"Wise foreign investors will look at how much BP has made by entering into a joint venture," said the spokesman, Dmitry Peskov.
On Friday BP announced that it was considering an offer for its 50 percent stake in TNK-BP, its joint venture with four Soviet-born billionaires, amid another legal duel. The British company has reaped $19 billion in dividends from the venture since its establishment in 2003.
BP is likely contemplating a change in its TNK-BP strategy in order to search for other opportunities in Russia, said Elena Herold, a senior manager at PFC Energy, a global consulting firm specializing in the oil and gas industry.
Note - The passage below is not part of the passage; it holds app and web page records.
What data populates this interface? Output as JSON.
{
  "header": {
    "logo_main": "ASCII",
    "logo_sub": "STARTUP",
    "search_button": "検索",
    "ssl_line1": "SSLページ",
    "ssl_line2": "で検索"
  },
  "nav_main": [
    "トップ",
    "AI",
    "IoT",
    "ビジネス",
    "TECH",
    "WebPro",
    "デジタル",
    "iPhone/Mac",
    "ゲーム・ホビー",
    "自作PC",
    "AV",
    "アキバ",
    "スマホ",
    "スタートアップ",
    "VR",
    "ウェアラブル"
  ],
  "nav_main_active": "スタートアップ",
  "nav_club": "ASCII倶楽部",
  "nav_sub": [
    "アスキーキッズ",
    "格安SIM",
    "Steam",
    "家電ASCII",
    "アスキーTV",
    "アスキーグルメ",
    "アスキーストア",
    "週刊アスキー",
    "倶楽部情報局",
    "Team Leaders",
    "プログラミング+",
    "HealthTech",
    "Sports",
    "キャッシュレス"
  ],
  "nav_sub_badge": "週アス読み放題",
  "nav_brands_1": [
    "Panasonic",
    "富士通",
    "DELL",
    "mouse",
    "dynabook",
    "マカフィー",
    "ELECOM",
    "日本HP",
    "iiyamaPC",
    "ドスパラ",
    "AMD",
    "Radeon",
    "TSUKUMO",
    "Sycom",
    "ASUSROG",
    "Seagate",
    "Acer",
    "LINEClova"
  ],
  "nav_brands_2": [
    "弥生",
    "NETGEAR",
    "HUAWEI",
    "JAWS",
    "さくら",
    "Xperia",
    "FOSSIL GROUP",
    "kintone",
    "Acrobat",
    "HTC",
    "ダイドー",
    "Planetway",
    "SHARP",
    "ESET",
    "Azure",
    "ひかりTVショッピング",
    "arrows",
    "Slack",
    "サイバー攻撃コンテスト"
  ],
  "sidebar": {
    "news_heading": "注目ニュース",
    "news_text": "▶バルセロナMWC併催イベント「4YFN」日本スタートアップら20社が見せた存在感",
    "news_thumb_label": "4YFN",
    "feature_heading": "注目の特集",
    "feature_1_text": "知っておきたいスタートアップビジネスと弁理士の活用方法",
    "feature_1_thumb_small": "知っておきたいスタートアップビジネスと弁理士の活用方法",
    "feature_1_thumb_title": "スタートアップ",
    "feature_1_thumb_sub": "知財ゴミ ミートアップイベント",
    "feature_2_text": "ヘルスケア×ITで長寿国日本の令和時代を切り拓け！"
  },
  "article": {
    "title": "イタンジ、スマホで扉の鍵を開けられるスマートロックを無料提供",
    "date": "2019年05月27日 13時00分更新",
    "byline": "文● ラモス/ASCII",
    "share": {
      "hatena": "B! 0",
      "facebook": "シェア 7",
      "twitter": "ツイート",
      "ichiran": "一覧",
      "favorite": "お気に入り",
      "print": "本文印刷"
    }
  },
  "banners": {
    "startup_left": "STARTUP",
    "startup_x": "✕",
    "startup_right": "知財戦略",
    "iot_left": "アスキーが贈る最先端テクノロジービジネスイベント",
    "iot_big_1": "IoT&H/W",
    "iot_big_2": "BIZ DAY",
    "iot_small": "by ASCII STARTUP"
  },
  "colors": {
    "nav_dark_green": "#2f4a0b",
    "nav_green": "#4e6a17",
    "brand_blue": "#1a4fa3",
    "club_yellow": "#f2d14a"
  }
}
"I do not believe that BP wants to leave Russia for good, even if it sells its half in TNK-BP," she said by e-mail.
Friday's announcement could lead to a tie-up with Rosneft similar to the one that fell through last year because of the Soviet-born billionaires, Herold said.
"It seems likely that a swap of shares between BP and Rosneft will take place as was discussed in the Arctic JV deal a year ago," she said.
The previous agreement with Rosneft would have given BP access to explore and develop Russia's offshore Arctic fields.
"Eventually, I believe, Rosneft will team up with BP in TNK-BP management, acquiring a controlling stake," Herold said. "This deal will set the stage for BP to resume growth in Russia and for Rosneft to continue international expansion."
BP hasn't informed the partners about who was offering to make the purchase of the stake that ranks as the largest foreign investment in the country's oil industry and cautioned that the deal might not go through. Peskov declined to talk about any potential buyers, but said Putin knew about the situation in TNK-BP.
It could be state company Rosneftegaz, where Putin's confidant Igor Sechin is going to be a board director, that will acquire TNK-BP shares held by BP, Herold said.
Rosneftegaz could also choose to buy shares from the billionaires, who hold their half through a company named AAR, she said. That purchase may come in addition to the deal with BP, she said.
In recent months, Rosneft struck cooperation deals with America's ExxonMobil, Italy's Eni and Norway's Statoil, and the government appointed Sechin to run the company.